The specific mechanisms of how CTGF or closely related family members directly affect reactive stromal cells in the tumor microenvironment is not fully understood. It is known that both CTGF and Cyr61 promote fibroblast adhesion through integrin α6β1 and that this process requires cell surface heparan sulfate proteoglycans ( 47). Cry61 and CTGF also stimulated migration and proliferation of fibroblasts, as well as endothelial cells ( 24, 48). In addition, CTGF also affects matrix production and remodeling. For example, CTGF was shown to stimulate fibronectin expression via a p42/44 mitogen-activated protein kinase and phosphoinositide 3 kinase/protein kinase B pathway ( 49). It will be important to dissect key CTGF signaling pathways in reactive stroma associated with tumors. Key components of these mechanisms may be useful as targets of therapeutic approaches directed at the tumor microenvironment.
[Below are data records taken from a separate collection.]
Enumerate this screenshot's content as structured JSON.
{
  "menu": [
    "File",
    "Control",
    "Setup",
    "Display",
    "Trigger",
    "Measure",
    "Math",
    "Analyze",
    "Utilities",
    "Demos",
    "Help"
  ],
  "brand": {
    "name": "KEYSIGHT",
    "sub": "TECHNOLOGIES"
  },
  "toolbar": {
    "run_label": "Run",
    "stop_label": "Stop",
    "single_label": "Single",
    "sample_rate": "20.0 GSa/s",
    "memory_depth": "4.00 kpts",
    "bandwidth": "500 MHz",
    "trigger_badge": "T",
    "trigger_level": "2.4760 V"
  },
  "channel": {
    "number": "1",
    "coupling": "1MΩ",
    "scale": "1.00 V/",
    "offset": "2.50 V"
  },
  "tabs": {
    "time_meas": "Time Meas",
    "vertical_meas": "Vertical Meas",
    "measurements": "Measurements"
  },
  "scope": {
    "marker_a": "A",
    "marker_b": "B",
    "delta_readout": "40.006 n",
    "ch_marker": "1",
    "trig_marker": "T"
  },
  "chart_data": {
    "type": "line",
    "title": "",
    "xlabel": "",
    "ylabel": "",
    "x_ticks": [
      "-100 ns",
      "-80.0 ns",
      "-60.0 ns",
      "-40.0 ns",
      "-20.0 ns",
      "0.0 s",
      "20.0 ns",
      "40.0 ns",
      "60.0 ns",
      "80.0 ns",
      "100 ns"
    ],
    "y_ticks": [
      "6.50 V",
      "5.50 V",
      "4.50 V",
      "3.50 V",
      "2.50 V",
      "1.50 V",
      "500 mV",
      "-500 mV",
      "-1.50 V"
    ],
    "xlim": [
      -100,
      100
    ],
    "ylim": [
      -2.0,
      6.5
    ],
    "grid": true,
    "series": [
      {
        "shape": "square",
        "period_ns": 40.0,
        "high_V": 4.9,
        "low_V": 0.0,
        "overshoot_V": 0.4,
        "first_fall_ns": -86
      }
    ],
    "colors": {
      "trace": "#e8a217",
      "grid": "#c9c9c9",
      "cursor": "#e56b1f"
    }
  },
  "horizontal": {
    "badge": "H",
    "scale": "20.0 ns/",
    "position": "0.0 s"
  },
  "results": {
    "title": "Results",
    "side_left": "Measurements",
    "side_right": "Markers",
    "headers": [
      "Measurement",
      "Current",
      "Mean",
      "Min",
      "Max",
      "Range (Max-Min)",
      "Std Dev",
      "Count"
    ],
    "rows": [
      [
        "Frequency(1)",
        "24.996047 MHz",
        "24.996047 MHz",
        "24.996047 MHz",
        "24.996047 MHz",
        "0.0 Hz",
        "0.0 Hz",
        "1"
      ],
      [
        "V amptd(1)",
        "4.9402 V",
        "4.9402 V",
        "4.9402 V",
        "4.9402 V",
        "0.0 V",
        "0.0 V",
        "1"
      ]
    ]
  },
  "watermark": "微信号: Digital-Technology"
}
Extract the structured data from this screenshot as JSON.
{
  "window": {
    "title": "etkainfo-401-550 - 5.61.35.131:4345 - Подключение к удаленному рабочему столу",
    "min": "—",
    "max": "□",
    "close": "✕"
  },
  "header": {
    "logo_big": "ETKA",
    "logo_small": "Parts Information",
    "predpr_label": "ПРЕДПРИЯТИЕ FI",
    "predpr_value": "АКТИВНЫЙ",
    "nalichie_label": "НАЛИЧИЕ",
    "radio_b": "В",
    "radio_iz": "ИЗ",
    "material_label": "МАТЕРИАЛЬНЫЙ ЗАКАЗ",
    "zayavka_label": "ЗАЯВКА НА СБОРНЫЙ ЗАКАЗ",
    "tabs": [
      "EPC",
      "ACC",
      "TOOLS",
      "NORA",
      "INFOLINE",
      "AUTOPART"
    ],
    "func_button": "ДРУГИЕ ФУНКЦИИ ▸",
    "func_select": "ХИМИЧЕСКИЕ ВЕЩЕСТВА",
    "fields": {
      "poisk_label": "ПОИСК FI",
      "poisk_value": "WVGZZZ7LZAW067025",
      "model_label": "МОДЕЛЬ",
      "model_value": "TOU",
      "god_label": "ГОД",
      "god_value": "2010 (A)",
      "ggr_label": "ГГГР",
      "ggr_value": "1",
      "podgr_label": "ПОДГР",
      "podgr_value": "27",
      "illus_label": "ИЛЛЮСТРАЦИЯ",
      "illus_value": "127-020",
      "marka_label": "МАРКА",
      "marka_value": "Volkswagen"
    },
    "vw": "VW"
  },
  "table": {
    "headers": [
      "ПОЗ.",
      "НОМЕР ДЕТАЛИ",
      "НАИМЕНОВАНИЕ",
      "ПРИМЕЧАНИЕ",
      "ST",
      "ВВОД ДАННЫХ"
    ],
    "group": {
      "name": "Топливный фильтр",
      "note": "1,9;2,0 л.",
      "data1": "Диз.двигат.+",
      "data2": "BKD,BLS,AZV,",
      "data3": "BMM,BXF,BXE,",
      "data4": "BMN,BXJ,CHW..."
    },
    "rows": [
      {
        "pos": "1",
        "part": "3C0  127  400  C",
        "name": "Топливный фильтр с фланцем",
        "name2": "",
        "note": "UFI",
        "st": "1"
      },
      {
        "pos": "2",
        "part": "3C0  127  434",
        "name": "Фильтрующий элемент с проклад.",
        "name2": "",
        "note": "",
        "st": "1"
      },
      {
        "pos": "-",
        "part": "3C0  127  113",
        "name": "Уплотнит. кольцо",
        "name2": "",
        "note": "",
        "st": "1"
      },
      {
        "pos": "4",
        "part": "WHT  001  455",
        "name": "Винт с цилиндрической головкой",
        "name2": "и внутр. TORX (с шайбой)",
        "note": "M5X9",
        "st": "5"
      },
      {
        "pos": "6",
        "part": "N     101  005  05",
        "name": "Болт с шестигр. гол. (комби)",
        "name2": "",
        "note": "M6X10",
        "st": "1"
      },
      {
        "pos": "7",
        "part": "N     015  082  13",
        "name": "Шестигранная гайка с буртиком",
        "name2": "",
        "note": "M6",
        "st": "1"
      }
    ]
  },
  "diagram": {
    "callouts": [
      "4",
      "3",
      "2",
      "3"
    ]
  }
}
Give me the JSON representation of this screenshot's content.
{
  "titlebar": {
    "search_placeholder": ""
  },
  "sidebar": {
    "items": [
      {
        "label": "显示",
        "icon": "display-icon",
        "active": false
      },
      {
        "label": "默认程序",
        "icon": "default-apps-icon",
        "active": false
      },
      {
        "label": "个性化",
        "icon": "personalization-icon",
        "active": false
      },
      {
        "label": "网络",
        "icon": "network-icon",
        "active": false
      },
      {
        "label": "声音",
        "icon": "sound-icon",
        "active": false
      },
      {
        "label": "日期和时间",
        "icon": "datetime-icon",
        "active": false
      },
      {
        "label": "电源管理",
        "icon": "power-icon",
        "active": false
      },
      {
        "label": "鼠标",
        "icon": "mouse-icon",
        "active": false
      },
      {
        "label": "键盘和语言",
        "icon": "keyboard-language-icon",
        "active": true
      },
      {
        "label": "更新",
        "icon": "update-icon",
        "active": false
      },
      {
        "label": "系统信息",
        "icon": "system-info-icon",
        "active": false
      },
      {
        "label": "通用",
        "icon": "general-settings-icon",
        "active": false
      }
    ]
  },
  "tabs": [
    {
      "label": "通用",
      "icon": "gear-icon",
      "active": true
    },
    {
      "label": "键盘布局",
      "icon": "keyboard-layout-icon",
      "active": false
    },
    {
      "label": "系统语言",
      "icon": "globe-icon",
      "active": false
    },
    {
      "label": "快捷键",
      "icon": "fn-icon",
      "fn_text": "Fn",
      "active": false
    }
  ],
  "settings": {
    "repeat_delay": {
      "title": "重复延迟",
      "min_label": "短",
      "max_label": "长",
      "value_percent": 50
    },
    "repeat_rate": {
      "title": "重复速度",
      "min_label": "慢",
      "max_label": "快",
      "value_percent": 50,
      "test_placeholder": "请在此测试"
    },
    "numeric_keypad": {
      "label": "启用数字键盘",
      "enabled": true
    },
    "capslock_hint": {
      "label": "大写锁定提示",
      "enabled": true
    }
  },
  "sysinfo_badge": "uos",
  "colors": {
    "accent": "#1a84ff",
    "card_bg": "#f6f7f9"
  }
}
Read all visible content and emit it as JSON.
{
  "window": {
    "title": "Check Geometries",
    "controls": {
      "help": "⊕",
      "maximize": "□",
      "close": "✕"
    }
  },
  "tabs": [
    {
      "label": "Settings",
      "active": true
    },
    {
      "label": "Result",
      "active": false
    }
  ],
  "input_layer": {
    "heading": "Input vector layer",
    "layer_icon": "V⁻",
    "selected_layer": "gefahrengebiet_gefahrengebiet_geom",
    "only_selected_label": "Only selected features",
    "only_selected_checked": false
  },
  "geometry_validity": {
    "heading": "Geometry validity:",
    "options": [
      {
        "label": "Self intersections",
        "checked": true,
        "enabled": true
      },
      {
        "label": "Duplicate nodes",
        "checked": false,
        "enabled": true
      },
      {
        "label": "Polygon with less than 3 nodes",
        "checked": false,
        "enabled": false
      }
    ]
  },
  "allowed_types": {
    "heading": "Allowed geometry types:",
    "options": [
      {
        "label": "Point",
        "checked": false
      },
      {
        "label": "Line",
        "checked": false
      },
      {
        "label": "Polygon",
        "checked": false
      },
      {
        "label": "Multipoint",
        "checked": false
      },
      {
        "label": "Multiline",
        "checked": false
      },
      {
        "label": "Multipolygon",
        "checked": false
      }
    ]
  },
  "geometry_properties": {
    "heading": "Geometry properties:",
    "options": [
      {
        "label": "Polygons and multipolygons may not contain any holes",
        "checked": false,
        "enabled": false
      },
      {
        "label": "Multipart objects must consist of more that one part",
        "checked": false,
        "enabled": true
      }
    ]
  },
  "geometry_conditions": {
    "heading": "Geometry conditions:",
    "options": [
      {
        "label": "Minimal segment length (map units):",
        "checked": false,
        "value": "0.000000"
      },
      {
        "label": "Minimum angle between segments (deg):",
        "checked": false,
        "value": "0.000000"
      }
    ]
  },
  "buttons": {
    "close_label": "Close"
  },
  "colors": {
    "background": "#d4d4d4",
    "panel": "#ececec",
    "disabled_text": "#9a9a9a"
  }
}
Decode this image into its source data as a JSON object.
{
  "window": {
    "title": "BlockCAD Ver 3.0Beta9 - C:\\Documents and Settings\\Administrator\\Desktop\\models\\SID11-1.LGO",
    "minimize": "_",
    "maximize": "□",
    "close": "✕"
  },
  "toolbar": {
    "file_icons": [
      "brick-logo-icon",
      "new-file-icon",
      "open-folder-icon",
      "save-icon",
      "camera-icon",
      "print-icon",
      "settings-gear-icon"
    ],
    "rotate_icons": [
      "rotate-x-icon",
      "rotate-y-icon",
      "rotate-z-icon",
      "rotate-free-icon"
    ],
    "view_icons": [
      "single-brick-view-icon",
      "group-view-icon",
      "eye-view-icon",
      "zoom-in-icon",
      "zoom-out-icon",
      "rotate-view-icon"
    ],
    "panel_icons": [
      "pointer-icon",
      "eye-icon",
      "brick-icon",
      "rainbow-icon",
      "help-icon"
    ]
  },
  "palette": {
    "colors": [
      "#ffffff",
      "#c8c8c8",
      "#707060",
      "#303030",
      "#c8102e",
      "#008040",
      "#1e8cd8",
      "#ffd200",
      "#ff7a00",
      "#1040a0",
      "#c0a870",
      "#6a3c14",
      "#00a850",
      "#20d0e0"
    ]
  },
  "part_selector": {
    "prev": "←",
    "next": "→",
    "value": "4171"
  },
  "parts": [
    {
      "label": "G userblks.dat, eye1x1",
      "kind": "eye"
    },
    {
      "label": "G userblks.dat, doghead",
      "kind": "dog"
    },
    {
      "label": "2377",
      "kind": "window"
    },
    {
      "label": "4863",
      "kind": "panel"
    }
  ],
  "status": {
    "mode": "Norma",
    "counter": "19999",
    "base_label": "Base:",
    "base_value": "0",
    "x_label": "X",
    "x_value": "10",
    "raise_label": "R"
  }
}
The DRS model described in this study brings the opportunity to use highly efficient gene delivery and stable gene integration of retroviral-infected mouse prostate stromal cell lines to study the roles of epithelial cell-stromal cell interactions in carcinoma tumorigenesis and progression. Accordingly, the DRS model has allowed for the ability to dissect out the roles of individual growth factors in the reactive stroma compartment of a tumor. Data reported here represent the first study to show that expression of CTGF in the tumor microenvironment stromal cells of an experimental epithelial cancer functions to stimulate angiogenesis and tumor growth.
Emerging data supports the concept that the reactive stromal tumor microenvironment functions to affect the rate of tumorigenesis in most epithelial carcinomas studied to date. Accordingly, it is likely that the biological components and specific mechanisms of reactive stroma can be used both as prognostic indicators and as targets of therapeutics. This study shows that CTFG is a TGF-β1–regulated and stromal-expressed factor that promotes tumorigenesis and is, therefore, a theoretical target for therapeutics focusing on tumor-associated reactive stroma biology.
Grant support: NIH grants RO1-DK45909, RO1-CA58093, Specialized Programs of Research Excellence CA58204, UO1-CA84296, and Department of Defense Prostate Cancer Research Program Award #W81XWH-04-1-0189.
The costs of publication of this article were defrayed in part by the payment of page charges. This article must therefore be hereby marked advertisement in accordance with 18 U.S.C. Section 1734 solely to indicate this fact.
We thank Dr. Michael Ittmann and Dr. Mustafa Ozen for conducting the human cDNA microarray analysis, Liz Hopkins for histologic preparation of tissue, Dr. Gary Grotendorst for providing human CTGF cDNA, and Dr. Gary Nolan for providing the pBMN-I-EGFP vector.
Note: J.A. Tuxhorn is currently in Life Sciences Systems and Services, Wyle Laboratories, Houston, TX 77058.
- Received May 17, 2005.
- Revision received July 5, 2005.
- Accepted July 22, 2005.
- ©2005 American Association for Cancer Research.